** Extracted material follows **
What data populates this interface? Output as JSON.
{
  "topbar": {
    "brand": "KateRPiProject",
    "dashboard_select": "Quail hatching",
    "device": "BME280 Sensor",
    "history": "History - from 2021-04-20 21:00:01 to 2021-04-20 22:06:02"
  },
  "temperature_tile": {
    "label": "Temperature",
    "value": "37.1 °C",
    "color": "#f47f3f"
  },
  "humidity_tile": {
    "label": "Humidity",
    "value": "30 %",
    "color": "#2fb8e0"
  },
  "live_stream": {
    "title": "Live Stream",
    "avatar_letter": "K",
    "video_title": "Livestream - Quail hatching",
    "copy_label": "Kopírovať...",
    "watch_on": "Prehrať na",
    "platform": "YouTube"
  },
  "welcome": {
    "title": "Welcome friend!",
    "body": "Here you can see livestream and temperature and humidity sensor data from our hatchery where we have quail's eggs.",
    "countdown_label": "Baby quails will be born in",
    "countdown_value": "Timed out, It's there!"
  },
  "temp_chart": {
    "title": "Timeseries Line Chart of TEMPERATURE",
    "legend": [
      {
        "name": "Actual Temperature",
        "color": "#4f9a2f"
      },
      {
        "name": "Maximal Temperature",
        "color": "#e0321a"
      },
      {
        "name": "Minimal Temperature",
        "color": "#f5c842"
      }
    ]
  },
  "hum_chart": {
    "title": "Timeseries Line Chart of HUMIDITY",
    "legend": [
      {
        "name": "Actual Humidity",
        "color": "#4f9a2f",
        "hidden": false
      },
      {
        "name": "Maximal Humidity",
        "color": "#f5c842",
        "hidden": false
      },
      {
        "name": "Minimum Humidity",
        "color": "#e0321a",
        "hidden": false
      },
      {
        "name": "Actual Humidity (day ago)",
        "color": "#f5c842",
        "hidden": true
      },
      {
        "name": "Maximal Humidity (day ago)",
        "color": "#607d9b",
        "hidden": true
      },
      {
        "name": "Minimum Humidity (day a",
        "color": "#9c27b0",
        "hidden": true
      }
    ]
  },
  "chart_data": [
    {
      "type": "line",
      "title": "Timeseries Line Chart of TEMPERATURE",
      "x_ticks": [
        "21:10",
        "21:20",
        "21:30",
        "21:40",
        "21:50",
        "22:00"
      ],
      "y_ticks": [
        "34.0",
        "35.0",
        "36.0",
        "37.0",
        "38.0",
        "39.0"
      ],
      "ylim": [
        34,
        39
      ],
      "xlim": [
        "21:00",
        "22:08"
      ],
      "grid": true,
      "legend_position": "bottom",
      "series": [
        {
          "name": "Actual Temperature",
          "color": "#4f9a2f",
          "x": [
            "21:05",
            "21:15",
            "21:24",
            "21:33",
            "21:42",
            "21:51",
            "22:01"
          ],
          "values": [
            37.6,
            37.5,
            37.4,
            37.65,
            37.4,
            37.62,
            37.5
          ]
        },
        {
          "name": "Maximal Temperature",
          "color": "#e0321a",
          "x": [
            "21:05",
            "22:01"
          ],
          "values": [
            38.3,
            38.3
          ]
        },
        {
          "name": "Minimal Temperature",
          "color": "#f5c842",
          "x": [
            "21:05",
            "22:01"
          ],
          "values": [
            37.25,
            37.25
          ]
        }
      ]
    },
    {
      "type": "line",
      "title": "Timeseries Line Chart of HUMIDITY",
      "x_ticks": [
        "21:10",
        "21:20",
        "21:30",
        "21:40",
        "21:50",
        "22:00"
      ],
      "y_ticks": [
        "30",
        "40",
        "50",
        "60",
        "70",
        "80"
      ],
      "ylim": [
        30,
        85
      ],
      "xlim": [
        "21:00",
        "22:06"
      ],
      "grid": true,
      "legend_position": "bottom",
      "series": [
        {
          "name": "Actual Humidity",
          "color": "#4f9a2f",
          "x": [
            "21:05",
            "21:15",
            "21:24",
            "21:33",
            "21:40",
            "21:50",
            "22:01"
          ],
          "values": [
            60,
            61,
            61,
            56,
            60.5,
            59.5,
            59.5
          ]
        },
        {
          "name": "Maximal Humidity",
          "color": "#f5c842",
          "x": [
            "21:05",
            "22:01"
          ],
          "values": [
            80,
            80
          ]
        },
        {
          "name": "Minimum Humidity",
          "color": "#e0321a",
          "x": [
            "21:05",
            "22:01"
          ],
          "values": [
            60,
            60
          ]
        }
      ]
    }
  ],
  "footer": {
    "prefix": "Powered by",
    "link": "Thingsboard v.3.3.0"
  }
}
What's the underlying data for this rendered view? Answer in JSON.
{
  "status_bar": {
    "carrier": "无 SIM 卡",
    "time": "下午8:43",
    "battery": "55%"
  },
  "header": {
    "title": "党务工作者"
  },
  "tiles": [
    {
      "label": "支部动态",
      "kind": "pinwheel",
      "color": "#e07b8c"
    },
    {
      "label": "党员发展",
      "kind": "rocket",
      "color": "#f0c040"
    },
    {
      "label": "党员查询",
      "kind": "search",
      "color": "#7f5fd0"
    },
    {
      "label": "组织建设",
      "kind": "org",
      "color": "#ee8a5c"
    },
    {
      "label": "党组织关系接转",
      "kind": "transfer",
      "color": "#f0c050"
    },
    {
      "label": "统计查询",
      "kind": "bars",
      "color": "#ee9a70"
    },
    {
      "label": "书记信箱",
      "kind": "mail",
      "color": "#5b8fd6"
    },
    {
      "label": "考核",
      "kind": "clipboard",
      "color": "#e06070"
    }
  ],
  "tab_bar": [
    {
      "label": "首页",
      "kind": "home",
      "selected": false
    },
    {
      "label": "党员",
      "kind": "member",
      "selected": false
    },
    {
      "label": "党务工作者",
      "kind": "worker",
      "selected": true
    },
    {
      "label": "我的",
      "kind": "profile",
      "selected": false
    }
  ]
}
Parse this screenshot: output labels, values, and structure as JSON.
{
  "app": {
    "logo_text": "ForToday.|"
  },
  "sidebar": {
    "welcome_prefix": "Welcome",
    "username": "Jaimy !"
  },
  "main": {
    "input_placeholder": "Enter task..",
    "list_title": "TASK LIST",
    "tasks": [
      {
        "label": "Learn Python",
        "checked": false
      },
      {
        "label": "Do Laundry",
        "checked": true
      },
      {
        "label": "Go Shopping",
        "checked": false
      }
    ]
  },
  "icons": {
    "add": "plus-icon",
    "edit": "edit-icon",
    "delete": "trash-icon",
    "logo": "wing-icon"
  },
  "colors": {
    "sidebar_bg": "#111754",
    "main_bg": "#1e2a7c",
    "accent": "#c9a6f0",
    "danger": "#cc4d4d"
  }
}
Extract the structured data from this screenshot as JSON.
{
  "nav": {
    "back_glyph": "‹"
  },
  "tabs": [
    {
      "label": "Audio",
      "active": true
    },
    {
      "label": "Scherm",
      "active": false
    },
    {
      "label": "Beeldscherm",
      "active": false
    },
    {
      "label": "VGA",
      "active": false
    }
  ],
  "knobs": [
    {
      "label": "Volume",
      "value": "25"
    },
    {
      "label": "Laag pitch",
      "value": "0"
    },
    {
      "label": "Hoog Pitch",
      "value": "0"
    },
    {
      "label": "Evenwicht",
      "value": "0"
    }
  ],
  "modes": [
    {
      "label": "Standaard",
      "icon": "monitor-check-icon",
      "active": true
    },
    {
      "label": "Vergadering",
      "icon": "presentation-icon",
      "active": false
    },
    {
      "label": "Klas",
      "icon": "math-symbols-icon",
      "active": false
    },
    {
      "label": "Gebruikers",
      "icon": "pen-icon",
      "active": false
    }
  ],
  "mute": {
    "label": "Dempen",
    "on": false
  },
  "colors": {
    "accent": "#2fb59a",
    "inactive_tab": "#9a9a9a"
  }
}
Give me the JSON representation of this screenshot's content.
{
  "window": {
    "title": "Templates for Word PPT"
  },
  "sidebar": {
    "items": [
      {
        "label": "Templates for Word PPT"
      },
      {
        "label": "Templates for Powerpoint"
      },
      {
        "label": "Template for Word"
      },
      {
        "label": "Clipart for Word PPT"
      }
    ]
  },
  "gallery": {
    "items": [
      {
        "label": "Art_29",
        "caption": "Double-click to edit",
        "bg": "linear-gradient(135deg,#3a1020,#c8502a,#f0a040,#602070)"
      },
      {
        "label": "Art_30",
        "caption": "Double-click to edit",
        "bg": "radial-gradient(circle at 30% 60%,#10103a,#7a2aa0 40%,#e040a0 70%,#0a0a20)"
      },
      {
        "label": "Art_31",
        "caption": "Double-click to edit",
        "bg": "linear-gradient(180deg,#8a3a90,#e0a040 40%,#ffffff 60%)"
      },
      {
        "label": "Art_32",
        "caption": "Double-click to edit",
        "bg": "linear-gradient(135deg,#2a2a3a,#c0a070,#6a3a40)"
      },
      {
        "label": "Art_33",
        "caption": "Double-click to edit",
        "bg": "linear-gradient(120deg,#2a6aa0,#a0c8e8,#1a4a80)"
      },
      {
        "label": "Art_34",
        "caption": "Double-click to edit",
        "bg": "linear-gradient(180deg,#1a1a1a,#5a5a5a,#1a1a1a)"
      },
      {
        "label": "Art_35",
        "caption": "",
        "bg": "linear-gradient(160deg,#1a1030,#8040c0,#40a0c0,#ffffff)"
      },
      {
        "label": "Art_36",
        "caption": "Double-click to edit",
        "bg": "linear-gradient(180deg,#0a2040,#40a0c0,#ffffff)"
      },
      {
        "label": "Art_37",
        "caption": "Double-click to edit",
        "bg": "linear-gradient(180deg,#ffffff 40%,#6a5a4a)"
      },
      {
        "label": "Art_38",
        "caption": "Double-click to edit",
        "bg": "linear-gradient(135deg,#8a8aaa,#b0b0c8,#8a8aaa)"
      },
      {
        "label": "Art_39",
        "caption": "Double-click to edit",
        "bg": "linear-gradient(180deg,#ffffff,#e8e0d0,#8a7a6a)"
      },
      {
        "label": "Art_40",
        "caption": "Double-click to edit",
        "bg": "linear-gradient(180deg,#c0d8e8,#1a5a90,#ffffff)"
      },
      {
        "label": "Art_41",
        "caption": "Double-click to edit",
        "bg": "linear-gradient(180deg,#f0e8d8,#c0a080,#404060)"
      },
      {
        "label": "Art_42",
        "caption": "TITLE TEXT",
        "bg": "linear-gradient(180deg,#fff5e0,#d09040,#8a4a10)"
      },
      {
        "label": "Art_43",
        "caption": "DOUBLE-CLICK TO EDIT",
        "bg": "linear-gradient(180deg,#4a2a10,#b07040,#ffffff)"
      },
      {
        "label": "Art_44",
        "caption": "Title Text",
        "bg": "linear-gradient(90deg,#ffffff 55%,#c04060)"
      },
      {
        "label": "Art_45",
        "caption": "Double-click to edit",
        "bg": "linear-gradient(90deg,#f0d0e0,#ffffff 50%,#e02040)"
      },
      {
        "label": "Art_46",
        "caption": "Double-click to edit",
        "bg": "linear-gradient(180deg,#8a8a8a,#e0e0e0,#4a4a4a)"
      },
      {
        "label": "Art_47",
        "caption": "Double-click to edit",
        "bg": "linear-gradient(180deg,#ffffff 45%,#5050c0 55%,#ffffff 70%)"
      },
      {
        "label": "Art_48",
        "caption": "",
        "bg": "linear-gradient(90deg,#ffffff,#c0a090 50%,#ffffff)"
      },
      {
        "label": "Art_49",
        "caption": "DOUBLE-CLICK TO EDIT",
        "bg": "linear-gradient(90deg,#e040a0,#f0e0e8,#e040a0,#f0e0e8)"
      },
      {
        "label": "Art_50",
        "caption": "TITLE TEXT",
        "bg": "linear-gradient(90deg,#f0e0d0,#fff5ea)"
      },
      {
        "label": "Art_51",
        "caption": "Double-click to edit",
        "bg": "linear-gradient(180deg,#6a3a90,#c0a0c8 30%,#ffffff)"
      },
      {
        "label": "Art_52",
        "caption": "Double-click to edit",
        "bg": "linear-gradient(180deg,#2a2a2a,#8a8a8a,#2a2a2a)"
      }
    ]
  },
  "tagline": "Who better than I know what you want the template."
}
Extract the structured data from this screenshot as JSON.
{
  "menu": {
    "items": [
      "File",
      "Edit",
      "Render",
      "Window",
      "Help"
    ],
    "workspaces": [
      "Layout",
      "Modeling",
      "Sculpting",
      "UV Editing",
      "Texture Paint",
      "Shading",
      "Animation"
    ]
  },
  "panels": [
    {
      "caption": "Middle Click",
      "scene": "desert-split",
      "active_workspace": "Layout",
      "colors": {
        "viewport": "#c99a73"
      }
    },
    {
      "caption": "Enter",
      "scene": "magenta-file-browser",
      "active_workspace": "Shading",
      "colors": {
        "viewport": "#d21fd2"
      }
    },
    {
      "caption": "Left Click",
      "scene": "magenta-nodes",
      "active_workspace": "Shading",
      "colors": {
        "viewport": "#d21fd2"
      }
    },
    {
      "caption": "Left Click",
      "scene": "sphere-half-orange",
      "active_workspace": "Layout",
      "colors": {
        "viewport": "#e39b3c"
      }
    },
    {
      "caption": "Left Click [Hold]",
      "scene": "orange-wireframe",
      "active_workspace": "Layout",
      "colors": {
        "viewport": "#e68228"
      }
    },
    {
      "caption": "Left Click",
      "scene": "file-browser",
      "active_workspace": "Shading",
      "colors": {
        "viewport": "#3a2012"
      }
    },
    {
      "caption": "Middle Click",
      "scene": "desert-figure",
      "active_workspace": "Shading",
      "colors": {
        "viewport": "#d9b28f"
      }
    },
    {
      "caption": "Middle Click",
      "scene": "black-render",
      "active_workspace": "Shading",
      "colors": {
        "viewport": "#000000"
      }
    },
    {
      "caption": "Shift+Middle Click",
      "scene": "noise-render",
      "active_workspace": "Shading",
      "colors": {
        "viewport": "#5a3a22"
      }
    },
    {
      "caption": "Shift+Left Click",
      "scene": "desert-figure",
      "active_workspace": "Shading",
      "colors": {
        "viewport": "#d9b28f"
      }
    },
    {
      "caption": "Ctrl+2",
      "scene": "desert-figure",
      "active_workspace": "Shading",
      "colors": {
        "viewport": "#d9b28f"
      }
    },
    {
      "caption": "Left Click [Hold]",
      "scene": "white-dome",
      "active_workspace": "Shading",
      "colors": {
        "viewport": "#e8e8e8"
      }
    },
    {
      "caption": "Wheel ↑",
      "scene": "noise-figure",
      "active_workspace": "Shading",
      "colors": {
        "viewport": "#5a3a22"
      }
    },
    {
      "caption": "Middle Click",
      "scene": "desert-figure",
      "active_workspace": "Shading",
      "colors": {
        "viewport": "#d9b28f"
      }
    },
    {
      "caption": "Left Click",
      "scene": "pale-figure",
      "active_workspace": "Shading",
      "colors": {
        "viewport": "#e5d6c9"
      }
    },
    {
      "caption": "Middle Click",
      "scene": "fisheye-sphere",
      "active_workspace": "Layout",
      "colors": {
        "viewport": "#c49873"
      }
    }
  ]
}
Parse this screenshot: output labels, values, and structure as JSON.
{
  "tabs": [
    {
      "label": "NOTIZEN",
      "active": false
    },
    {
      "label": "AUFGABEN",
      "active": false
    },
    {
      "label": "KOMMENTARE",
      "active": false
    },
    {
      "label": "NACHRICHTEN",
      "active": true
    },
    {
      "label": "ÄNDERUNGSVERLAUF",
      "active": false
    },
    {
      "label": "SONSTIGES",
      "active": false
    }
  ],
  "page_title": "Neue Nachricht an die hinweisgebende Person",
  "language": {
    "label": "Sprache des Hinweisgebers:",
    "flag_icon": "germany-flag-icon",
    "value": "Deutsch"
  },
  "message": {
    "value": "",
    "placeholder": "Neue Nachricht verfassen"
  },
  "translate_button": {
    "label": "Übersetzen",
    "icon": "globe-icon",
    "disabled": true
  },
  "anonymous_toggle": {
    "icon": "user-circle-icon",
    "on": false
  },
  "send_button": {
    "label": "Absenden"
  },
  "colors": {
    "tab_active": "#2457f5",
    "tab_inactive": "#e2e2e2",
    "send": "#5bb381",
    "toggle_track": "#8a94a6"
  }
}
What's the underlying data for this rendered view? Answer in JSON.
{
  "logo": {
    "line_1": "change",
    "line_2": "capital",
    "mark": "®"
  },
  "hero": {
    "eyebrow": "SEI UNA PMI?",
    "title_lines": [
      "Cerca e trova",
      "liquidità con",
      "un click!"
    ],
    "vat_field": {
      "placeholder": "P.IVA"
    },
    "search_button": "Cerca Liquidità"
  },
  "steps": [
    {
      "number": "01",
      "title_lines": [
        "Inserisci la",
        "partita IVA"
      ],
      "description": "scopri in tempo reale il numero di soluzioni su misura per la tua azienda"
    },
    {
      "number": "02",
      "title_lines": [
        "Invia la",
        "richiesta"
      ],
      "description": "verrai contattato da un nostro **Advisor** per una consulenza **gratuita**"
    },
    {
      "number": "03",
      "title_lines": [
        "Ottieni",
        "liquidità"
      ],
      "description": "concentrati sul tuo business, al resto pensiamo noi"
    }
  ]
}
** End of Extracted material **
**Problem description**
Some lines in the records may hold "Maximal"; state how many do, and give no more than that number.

**Answer for this exercise**
5